Legos, the burly, baldheaded, bartender and forty percent owner of The Lucky Canary glances at the wall clock, one-thirty. His eyes drift to the empty table in the far corner of The Lucky Canary. It’s empty. Legos shrugs his shoulders and wonders what’s up with Nick Donato and Tony Abatti. They’re regulars and he can set his watch by them. They walk through the door one minute after The Lucky Canary opens for business. They are as regular as an old man gorging himself on prunes.
Legos first thought is he’s been too rough on the guys and they’re going to Lena’s at the other end of the street. It doesn’t figure since The Lucky Canary has the sole rights in the city to the cheap beer label. His next thought, Nick and Tony got arrested after a botched break in and are in lockup hoping the Tuna will bail them out. Legos considers it a possibility. Legos thought express slams to a halt when the door opens.
Nick walks in followed by Tony. Nick raises two fingers toward Legos and heads toward the corner table. Tony, wearing pressed jeans, a clean white button shirt tucked inside his jeans, and a scowl, walks in behind Nick. Tony’s hands are stuck in his pressed jeans pockets. Nick takes his seat at the table with his back to the wall. Tony sits next to Nick.
Legos carries over two cheap beers and a bowl of salted peanuts. “What’s with Tony? He making his first communion?” Legos asks Nick.
Tony looks up at Legos, “Legos, you don’t wanna know. It’s worse than getting a TSD and having to get a shot of pen a silly.”
Legos says, “It’s worse than an STD? You mean, penicillin.”
Tony says, “What’s an STD? Is it worse than a TSD? I never heard of that kind of pen, something new? Does it write upside down?”
Legos says, “An STD is bad, that’s all I’ll say.”
Legos ignores Tony and says to Nick, “What’s wrong with Tony? He looked happy enough with Lorraine.”
Nick nods. “He was with Lorraine for a week, but Lorraine moved to Vegas with her other boyfriend and this is what caused Tony’s problems. Tony’s life is in the toilet. It don’t get much worse unless you get busted by the cops for something you did.”
Legos says, “That is bad. The beers are on the house today, boys. I take it Tony had to move back in with his mom.”
Tony glances at Legos, “How’d you figure it? I thought only Nick knows my life is lower than the stuff a whale does and that’s at the bottom of the ocean.”
“It’s easy,” says Legos, “First, you look better than you usually do. No grunge, your jeans are pressed. Nobody in the neighborhood wears pressed jeans. You’re wearing a white button shirt and it’s tucked in. I figure you’re going to a wake but nobody in the neighborhood died recently, you don’t have a job, except when you work with the Tuna, that leaves one option, you’re living with your mama.”

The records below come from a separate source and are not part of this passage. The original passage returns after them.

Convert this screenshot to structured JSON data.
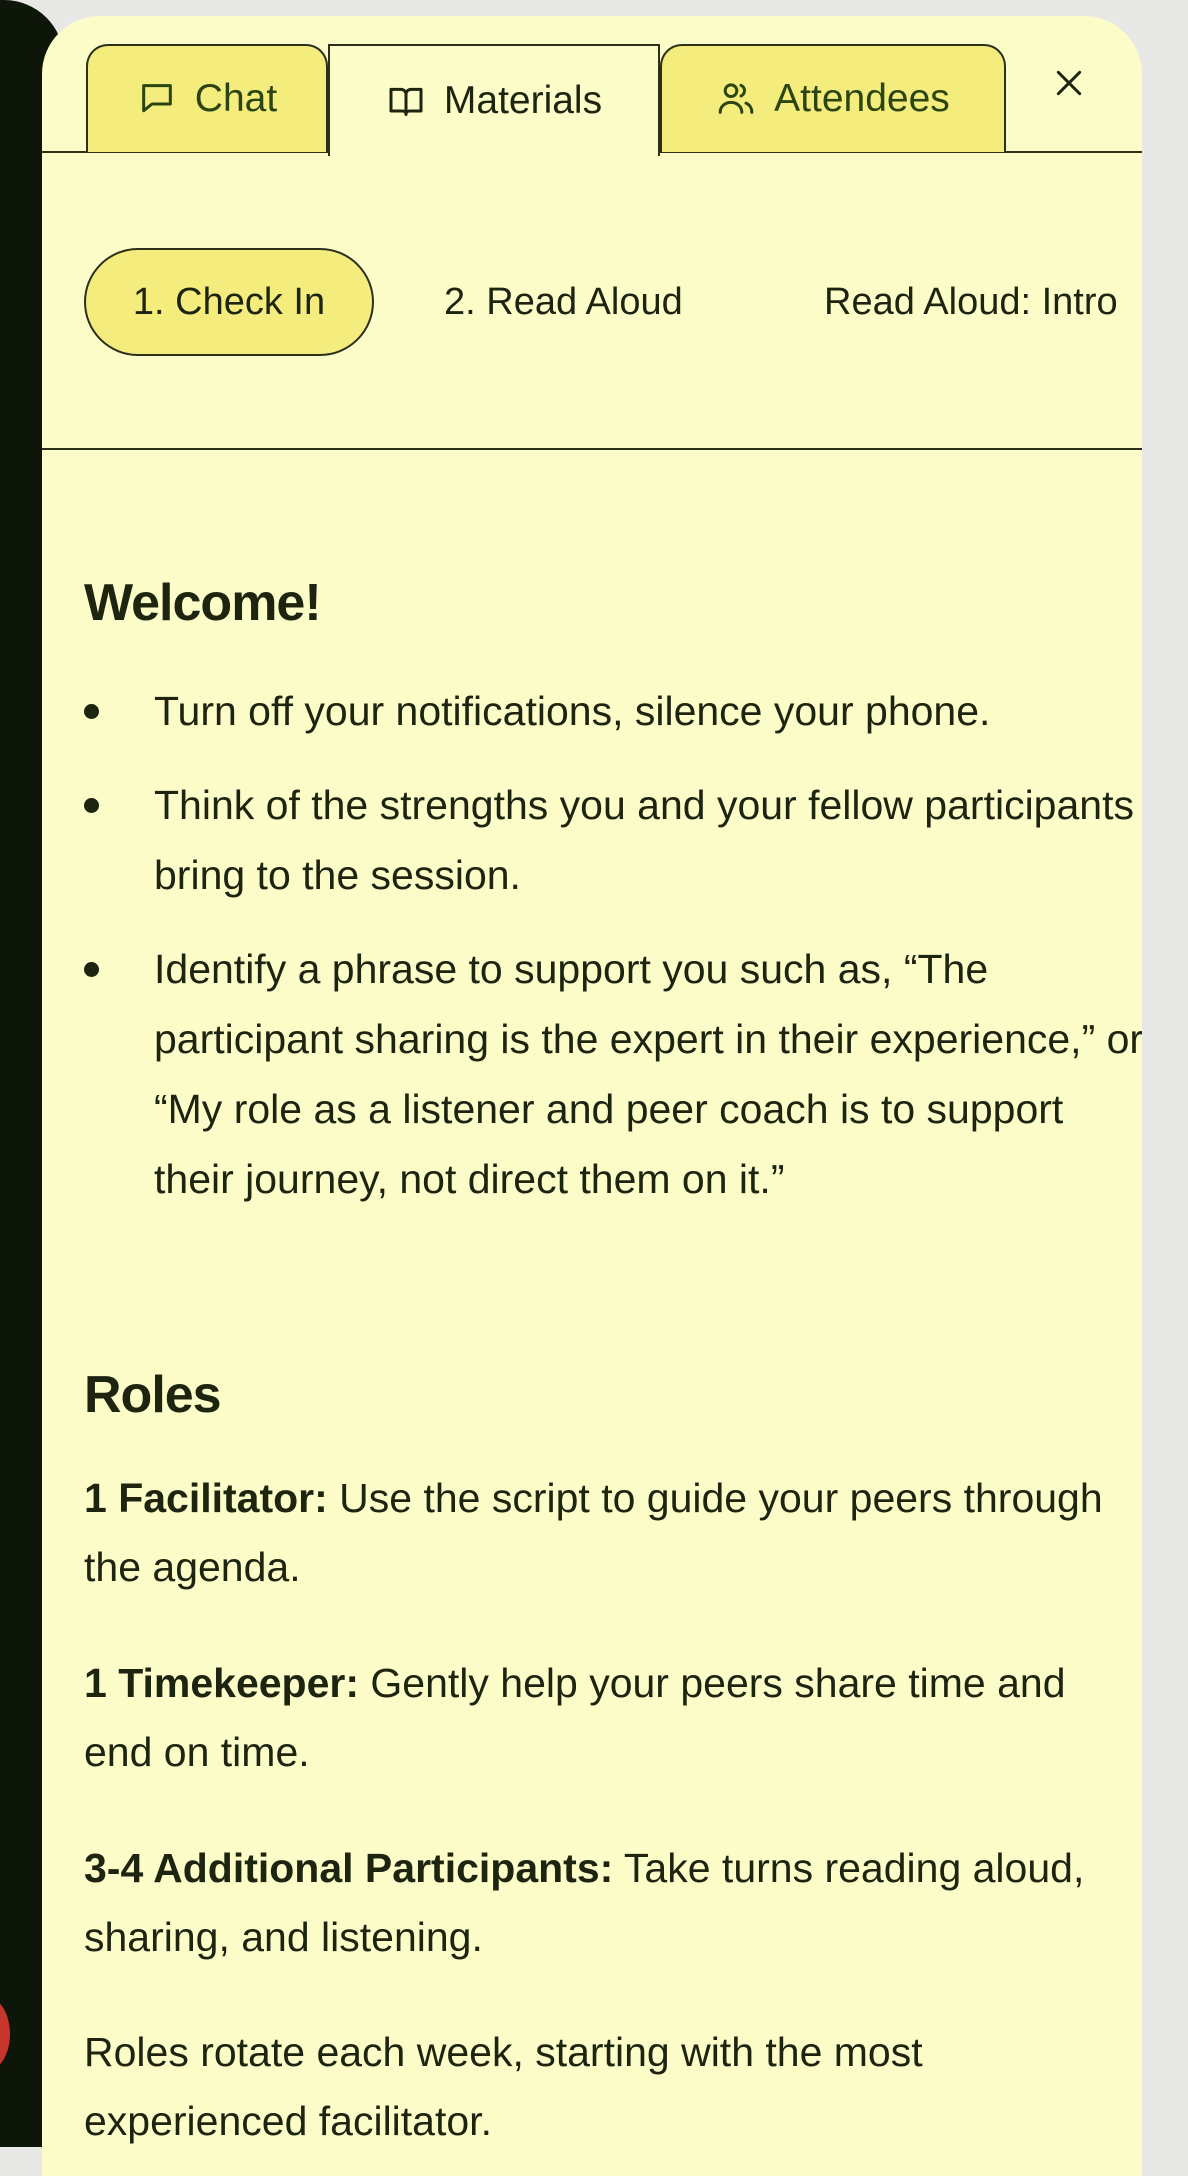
{
  "tabs": [
    {
      "label": "Chat",
      "icon": "chat-bubble-icon"
    },
    {
      "label": "Materials",
      "icon": "book-icon"
    },
    {
      "label": "Attendees",
      "icon": "people-icon"
    }
  ],
  "close_icon": "close-icon",
  "steps": [
    {
      "label": "1. Check In"
    },
    {
      "label": "2. Read Aloud"
    },
    {
      "label": "Read Aloud: Intro"
    }
  ],
  "welcome": {
    "heading": "Welcome!",
    "bullets": [
      "Turn off your notifications, silence your phone.",
      "Think of the strengths you and your fellow participants bring to the session.",
      "Identify a phrase to support you such as, “The participant sharing is the expert in their experience,” or “My role as a listener and peer coach is to support their journey, not direct them on it.”"
    ]
  },
  "roles": {
    "heading": "Roles",
    "items": [
      {
        "title": "1 Facilitator:",
        "text": " Use the script to guide your peers through the agenda."
      },
      {
        "title": "1 Timekeeper:",
        "text": " Gently help your peers share time and end on time."
      },
      {
        "title": "3-4 Additional Participants:",
        "text": " Take turns reading aloud, sharing, and listening."
      }
    ],
    "footer": "Roles rotate each week, starting with the most experienced facilitator."
  },
  "colors": {
    "panel_bg": "#fcfcc9",
    "accent_yellow": "#f5ec7e",
    "text_dark": "#1d2410",
    "tab_text_green": "#2b4511"
  }
}
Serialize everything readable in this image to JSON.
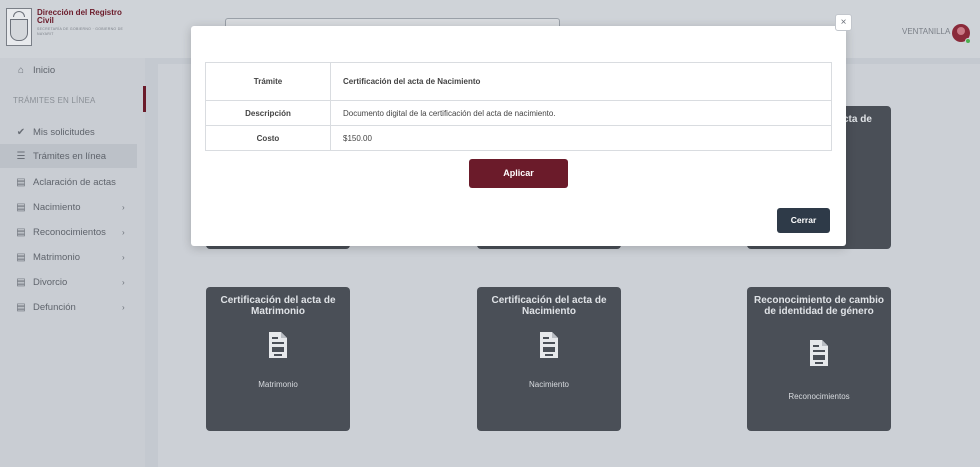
{
  "header": {
    "logo_title": "Dirección del Registro Civil",
    "logo_subtitle": "SECRETARÍA DE GOBIERNO · GOBIERNO DE NAYARIT",
    "user_name": "VENTANILLA"
  },
  "sidebar": {
    "section": "TRÁMITES EN LÍNEA",
    "items": [
      {
        "label": "Inicio",
        "icon": "home-icon"
      },
      {
        "label": "Mis solicitudes",
        "icon": "check-icon"
      },
      {
        "label": "Trámites en línea",
        "icon": "list-icon"
      },
      {
        "label": "Aclaración de actas",
        "icon": "document-icon"
      },
      {
        "label": "Nacimiento",
        "icon": "document-icon"
      },
      {
        "label": "Reconocimientos",
        "icon": "document-icon"
      },
      {
        "label": "Matrimonio",
        "icon": "document-icon"
      },
      {
        "label": "Divorcio",
        "icon": "document-icon"
      },
      {
        "label": "Defunción",
        "icon": "document-icon"
      }
    ]
  },
  "cards": [
    {
      "title": "Certificación del acta de Matrimonio",
      "label": "Matrimonio"
    },
    {
      "title": "Certificación del acta de Nacimiento",
      "label": "Nacimiento"
    },
    {
      "title": "Reconocimiento de cambio de identidad de género",
      "label": "Reconocimientos"
    }
  ],
  "partial_card_title": "cta de",
  "modal": {
    "rows": [
      {
        "label": "Trámite",
        "value": "Certificación del acta de Nacimiento"
      },
      {
        "label": "Descripción",
        "value": "Documento digital de la certificación del acta de nacimiento."
      },
      {
        "label": "Costo",
        "value": "$150.00"
      }
    ],
    "apply_label": "Aplicar",
    "close_label": "Cerrar",
    "close_x": "×"
  },
  "colors": {
    "brand": "#6b1b2a",
    "card": "#4a4f57",
    "close_button": "#2e3a48"
  }
}
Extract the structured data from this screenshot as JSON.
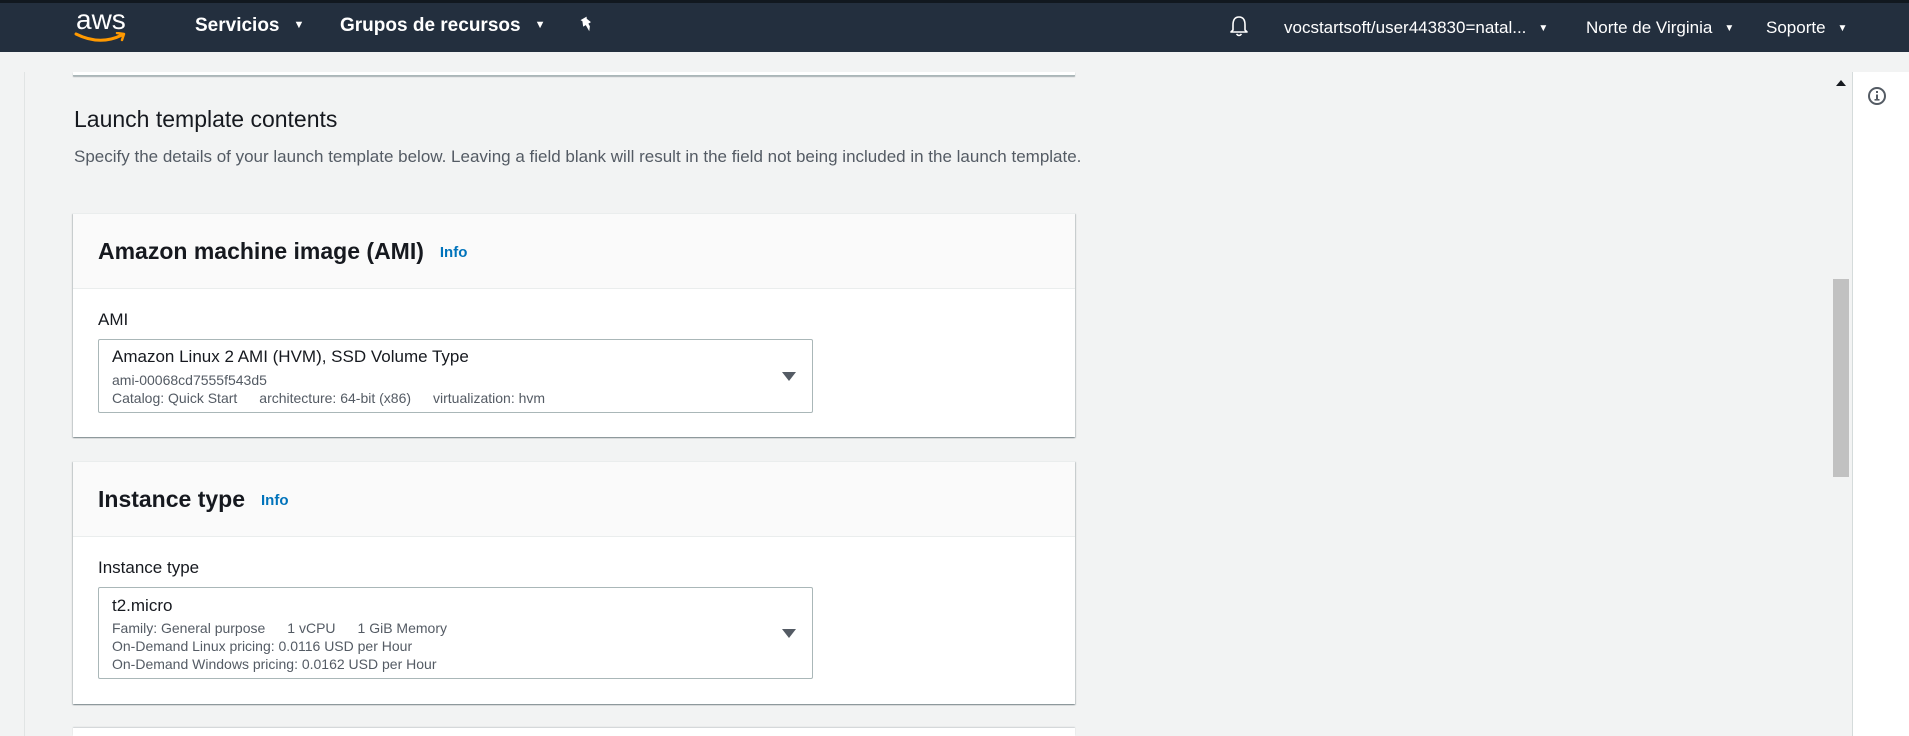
{
  "topnav": {
    "logo_text": "aws",
    "services_label": "Servicios",
    "resource_groups_label": "Grupos de recursos",
    "account_label": "vocstartsoft/user443830=natal...",
    "region_label": "Norte de Virginia",
    "support_label": "Soporte",
    "icons": [
      "pin-icon",
      "bell-icon",
      "chevron-down-icon"
    ]
  },
  "section": {
    "title": "Launch template contents",
    "description": "Specify the details of your launch template below. Leaving a field blank will result in the field not being included in the launch template."
  },
  "ami_card": {
    "title": "Amazon machine image (AMI)",
    "info_link": "Info",
    "field_label": "AMI",
    "selected": {
      "name": "Amazon Linux 2 AMI (HVM), SSD Volume Type",
      "id": "ami-00068cd7555f543d5",
      "catalog": "Catalog: Quick Start",
      "architecture": "architecture: 64-bit (x86)",
      "virtualization": "virtualization: hvm"
    }
  },
  "instance_card": {
    "title": "Instance type",
    "info_link": "Info",
    "field_label": "Instance type",
    "selected": {
      "name": "t2.micro",
      "family": "Family: General purpose",
      "vcpu": "1 vCPU",
      "memory": "1 GiB Memory",
      "linux_pricing": "On-Demand Linux pricing: 0.0116 USD per Hour",
      "windows_pricing": "On-Demand Windows pricing: 0.0162 USD per Hour"
    }
  },
  "colors": {
    "nav_bg": "#232f3e",
    "link": "#0073bb",
    "page_bg": "#f2f3f3"
  }
}
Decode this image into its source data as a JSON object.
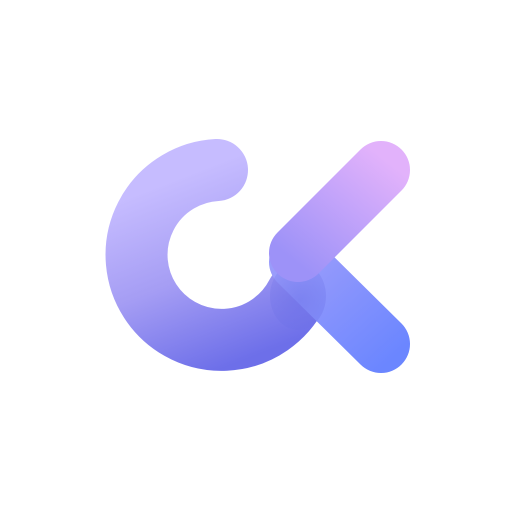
{
  "background_color": "#ffffff",
  "logo": {
    "icon": "ck-monogram-logo-icon",
    "c_stroke": {
      "gradient_start": "#c6bcff",
      "gradient_mid": "#a59df4",
      "gradient_end": "#6d6fe9"
    },
    "k_upper_arm": {
      "gradient_start": "#e2b2fb",
      "gradient_end": "#9d92f8"
    },
    "k_lower_arm": {
      "gradient_start": "#9a9cfb",
      "gradient_end": "#6b86ff"
    },
    "k_junction_shadow": "#6a6fe6"
  }
}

“Man, it sucks, Legos. The shirt is giving me beehives.”
Legos says, “You mean hives.”
“What’s that? Is it a new disease? The first thing my mom tells me is she got new rules if I want to live room and board free in my old bedroom. The old rules was the best rules. I told her I’m a grown man I don’t need no rules. She tells me I’m still her little boy and if I don’t cept her rules I can’t live in her apartment. Life’s not fair, Legos. It’s just not fair. What have I ever done to anybody to make this happen to me? I thought I had good Kramer,” moans Tony taking a sip of his beer and munching on a handful of salted peanuts.
Legos says, “You mean karma.”
“Who’s he?” asks Tony.
Nick puts his beer down and says, “I got this, Tony. I know it’s hard for you to talk about all the bad stuff you’re going through.”
Tony clinks his beer can with Nick, “Thanks, buddy. It’s worse than getting your fingernails pulled out like what happened to that guy in the movie.”
“That was no movie. That happened to Beano Cirelli when he didn’t pay the vig he owed Mikey Fecco. He was lucky he only got one nail pulled out.”
“I forgot. My heads all messed up when I don’t wear my favorite sweatshirt,” says Tony.
Nick says, “Think of it this way, Legos. Tony’s thirty-eight years old. He don’t got a girl. The Tuna is very careful on the work he chooses, so Tony don’t have a steady cash flow. He’s living at home with his mom. She makes him pray the rosary every night after dinner with her. She’s saving his soul, which is a good thing.”
Tony interrupts, “She’s praying I become a priest so I can say mass for her every day after she dies.”
Legos says, “They got a term for guys like you, you’re an adult child living with your mommy.”
Nick says, “That’s not the worse, Legos. You gotta hear the rest.”